In criminal law, the terms homicide and murder are often used interchangeably. However, they carry distinct legal meanings crucial for understanding the nature of these offenses. Homicide refers to the act of one human being causing the death of another. At the same time, murder is a specific subset of homicide involving intentionally killing another person with malice aforethought. This article aims to delve into the legal differences between homicide and murder, shedding light on the varying degrees of guilt and legal consequences associated with each.
Homicide is a broad term encompassing any act resulting in the death of another human being. It can be further classified into two main categories: criminal and non-criminal. Non-criminal homicides include instances of self-defense, accidents, or cases where the killing is deemed justifiable, such as in the line of duty for law enforcement officers. These acts, though resulting in death, are not considered crimes.
On the other hand, criminal homicides involve the unlawful killing of another person. Criminal homicide can be further divided into murder and manslaughter, depending on the intent and circumstances surrounding the act.
Murder is a specific type of criminal homicide and is generally considered the most severe offense within the realm of homicide. The critical element distinguishing murder from other forms of criminal homicide is the presence of malice aforethought. Malice aforethought refers to the intent to kill or cause serious bodily harm to another person, demonstrating a conscious disregard for human life.
Murder is typically classified into different degrees or severity, such as first-degree murder, second-degree murder, and sometimes even third-degree murder. The specific definitions and classifications may vary depending on jurisdiction, but they generally revolve around the degree of premeditation, deliberation, and intent involved in the act.
First-degree murder involves a premeditated and deliberate killing with malice aforethought. It often includes situations where the offender plans the act or exhibits extreme indifference to human life. Penalties for first-degree murder are usually the most severe and can include life imprisonment or even the death penalty in jurisdictions that allow it.
Second-degree murder, in contrast, lacks premeditation but still involves an intentional killing with malice aforethought. The absence of premeditation distinguishes it from first-degree murder. The penalties for second-degree murder are generally less severe than those for first-degree murder but still carry significant prison terms.

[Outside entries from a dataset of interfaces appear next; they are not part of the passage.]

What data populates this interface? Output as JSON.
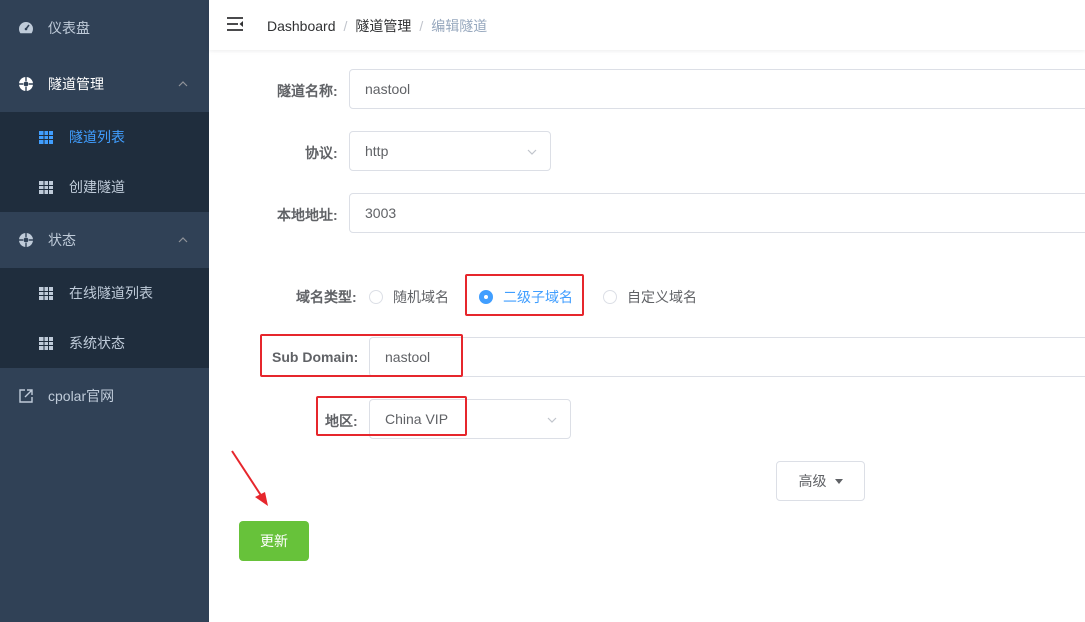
{
  "sidebar": {
    "items": [
      {
        "label": "仪表盘",
        "icon": "dashboard-icon"
      },
      {
        "label": "隧道管理",
        "icon": "tunnel-icon"
      },
      {
        "label": "隧道列表",
        "icon": "grid-icon"
      },
      {
        "label": "创建隧道",
        "icon": "grid-icon"
      },
      {
        "label": "状态",
        "icon": "status-icon"
      },
      {
        "label": "在线隧道列表",
        "icon": "grid-icon"
      },
      {
        "label": "系统状态",
        "icon": "grid-icon"
      },
      {
        "label": "cpolar官网",
        "icon": "external-link-icon"
      }
    ]
  },
  "breadcrumb": [
    "Dashboard",
    "隧道管理",
    "编辑隧道"
  ],
  "form": {
    "name_label": "隧道名称:",
    "name_value": "nastool",
    "protocol_label": "协议:",
    "protocol_value": "http",
    "local_label": "本地地址:",
    "local_value": "3003",
    "domain_type_label": "域名类型:",
    "domain_types": [
      "随机域名",
      "二级子域名",
      "自定义域名"
    ],
    "domain_type_selected": "二级子域名",
    "subdomain_label": "Sub Domain:",
    "subdomain_value": "nastool",
    "region_label": "地区:",
    "region_value": "China VIP",
    "advanced_label": "高级",
    "update_label": "更新"
  },
  "colors": {
    "sidebar": "#304156",
    "submenu": "#1f2d3d",
    "accent": "#409eff",
    "success": "#67c23a",
    "highlight": "#e6262c"
  }
}
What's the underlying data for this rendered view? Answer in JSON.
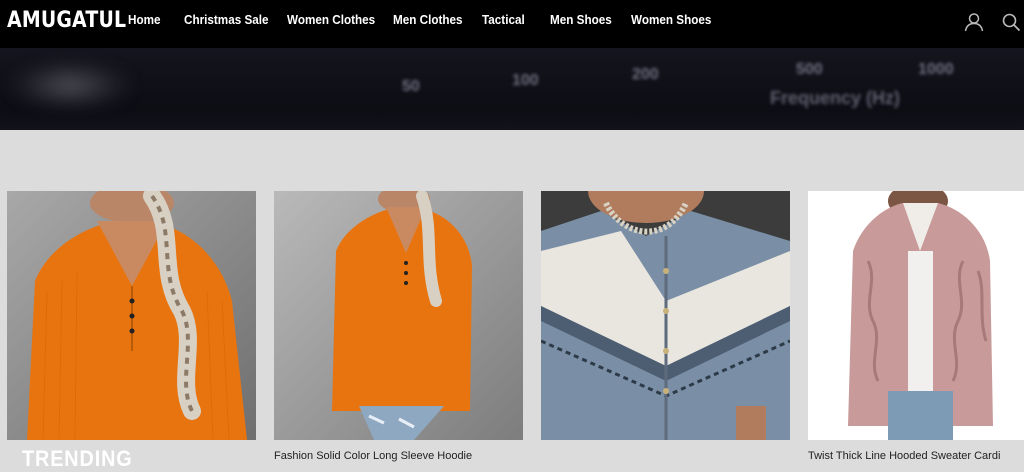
{
  "header": {
    "logo": "AMUGATUL",
    "nav": [
      {
        "label": "Home"
      },
      {
        "label": "Christmas Sale"
      },
      {
        "label": "Women Clothes"
      },
      {
        "label": "Men Clothes"
      },
      {
        "label": "Tactical"
      },
      {
        "label": "Men Shoes"
      },
      {
        "label": "Women Shoes"
      }
    ],
    "icons": [
      "user-icon",
      "search-icon"
    ]
  },
  "banner": {
    "frequency_ticks": [
      "50",
      "100",
      "200",
      "500",
      "1000"
    ],
    "frequency_label": "Frequency (Hz)"
  },
  "products": [
    {
      "title": "",
      "overlay": "TRENDING",
      "image": "orange-hoodie-photo"
    },
    {
      "title": "Fashion Solid Color Long Sleeve Hoodie",
      "image": "orange-hoodie-photo"
    },
    {
      "title": "",
      "image": "blue-striped-cardigan-photo"
    },
    {
      "title": "Twist Thick Line Hooded Sweater Cardi",
      "image": "pink-knit-cardigan-photo"
    }
  ],
  "colors": {
    "topbar": "#000000",
    "page_bg": "#dcdcdc",
    "hoodie_orange": "#e8740f",
    "cardigan_blue": "#7a8fa6",
    "cardigan_pink": "#c99a9a"
  }
}
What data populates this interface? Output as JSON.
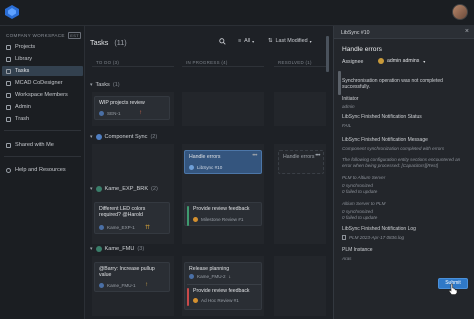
{
  "sidebar": {
    "workspace_label": "COMPANY WORKSPACE",
    "workspace_badge": "EST",
    "items": [
      {
        "label": "Projects"
      },
      {
        "label": "Library"
      },
      {
        "label": "Tasks"
      },
      {
        "label": "MCAD CoDesigner"
      },
      {
        "label": "Workspace Members"
      },
      {
        "label": "Admin"
      },
      {
        "label": "Trash"
      }
    ],
    "footer_items": [
      {
        "label": "Shared with Me"
      },
      {
        "label": "Help and Resources"
      }
    ]
  },
  "header": {
    "title": "Tasks",
    "count": "(11)",
    "filter_label": "All",
    "sort_label": "Last Modified"
  },
  "columns": [
    "TO DO",
    "IN PROGRESS",
    "RESOLVED"
  ],
  "column_counts": [
    "(3)",
    "(4)",
    "(1)"
  ],
  "groups": [
    {
      "name": "Tasks",
      "count": "(1)",
      "cards": [
        {
          "title": "WIP projects review",
          "meta": "SEN-1"
        }
      ]
    },
    {
      "name": "Component Sync",
      "count": "(2)",
      "cards": [
        {
          "title": "Handle errors",
          "meta": "LibSync #10"
        },
        {
          "title": "Handle errors"
        }
      ]
    },
    {
      "name": "Kame_EXP_BRK",
      "count": "(2)",
      "cards": [
        {
          "title": "Different LED colors required? @Harold",
          "meta": "Kame_EXP-1"
        },
        {
          "title": "Provide review feedback",
          "meta": "Milestone Review #1"
        }
      ]
    },
    {
      "name": "Kame_FMU",
      "count": "(3)",
      "cards": [
        {
          "title": "@Barry: Increase pullup value",
          "meta": "Kame_FMU-1"
        },
        {
          "title": "Release planning",
          "meta": "Kame_FMU-2"
        },
        {
          "title": "Provide review feedback",
          "meta": "Ad Hoc Review #1"
        }
      ]
    }
  ],
  "panel": {
    "id": "LibSync #10",
    "title": "Handle errors",
    "assignee_label": "Assignee",
    "assignee_value": "admin admins",
    "status_text": "Synchronisation operation was not completed successfully.",
    "initiator_label": "Initiator",
    "initiator_value": "admin",
    "ls_status_label": "LibSync Finished Notification Status",
    "ls_status_value": "FAIL",
    "ls_message_label": "LibSync Finished Notification Message",
    "ls_message_value": "Component synchronization completed with errors",
    "ls_detail": "The following configuration entity sections encountered an error when being processed: [Capacitors][Rest]",
    "plm_line": "PLM to Altium Server",
    "counts_1": [
      "0 synchronized",
      "0 failed to update"
    ],
    "altium_line": "Altium Server to PLM",
    "counts_2": [
      "0 synchronized",
      "0 failed to update"
    ],
    "log_label": "LibSync Finished Notification Log",
    "log_file": "PLM 2023-Apr-17 0836.log",
    "plm_instance_label": "PLM Instance",
    "plm_instance_value": "Aras",
    "submit_label": "Submit"
  },
  "colors": {
    "accent": "#2f79c8",
    "selected_card": "#34557e",
    "background": "#1e2126"
  }
}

Third-degree murder, where recognized, typically falls between first-degree and second-degree murder. It typically involves an act that displays a reckless disregard for human life but lacks the specific intent to kill. The penalties for third-degree murder are generally less severe than those for higher degrees of murder.
The presence of a deadly weapon during the commission of a murder can be considered an aggravating factor. Using firearms, knives, or other inherently dangerous weapons and likely to cause death or serious bodily harm can lead to more severe charges and penalties.
If the defendant has a previous criminal record, especially for violent offenses, it can be considered an aggravating factor. A history of violent behavior suggests a greater propensity for future violence and may result in harsher sentencing.
Manslaughter is another category of criminal homicide. It differs from murder in that it lacks the element of malice aforethought. Manslaughter generally involves killing another person without intent to cause death or serious bodily harm but as a result of recklessness, negligence, or in the heat of the moment (known as voluntary manslaughter). The specific definitions and classifications of manslaughter may vary by jurisdiction.
Degrees of Murder
The different degrees of murder reflect varying levels of intent and premeditation. First-degree murder typically requires premeditation, meaning the offender planned and considered the act in advance. Second-degree murder lacks premeditation but still involves an intentional killing with malice aforethought. Some jurisdictions also recognize third-degree murder, which often involves a reckless act that displays a depraved indifference to human life.
The legal consequences for homicide and murder vary depending on jurisdiction and the case’s specific circumstances. Penalties for murder can range from lengthy prison sentences to life imprisonment or, in jurisdictions that allow it, the death penalty. Manslaughter generally carries less severe penalties than murder but is still considered a serious offense.
In cases of both homicide and murder, defendants may assert various defenses to mitigate their guilt or establish their innocence. Self-defense, where the accused uses force to protect themselves from imminent danger, is a commonly invoked defense. Other defenses may include diminished capacity, intoxication, or the absence of intent or malice.
Burden of Proof
In criminal cases involving homicide or murder, the burden of proof rests with the prosecution. They must establish the defendant’s guilt beyond a reasonable doubt. This high standard requires the prosecution to present compelling evidence and convince the jury or judge of the defendant’s guilt.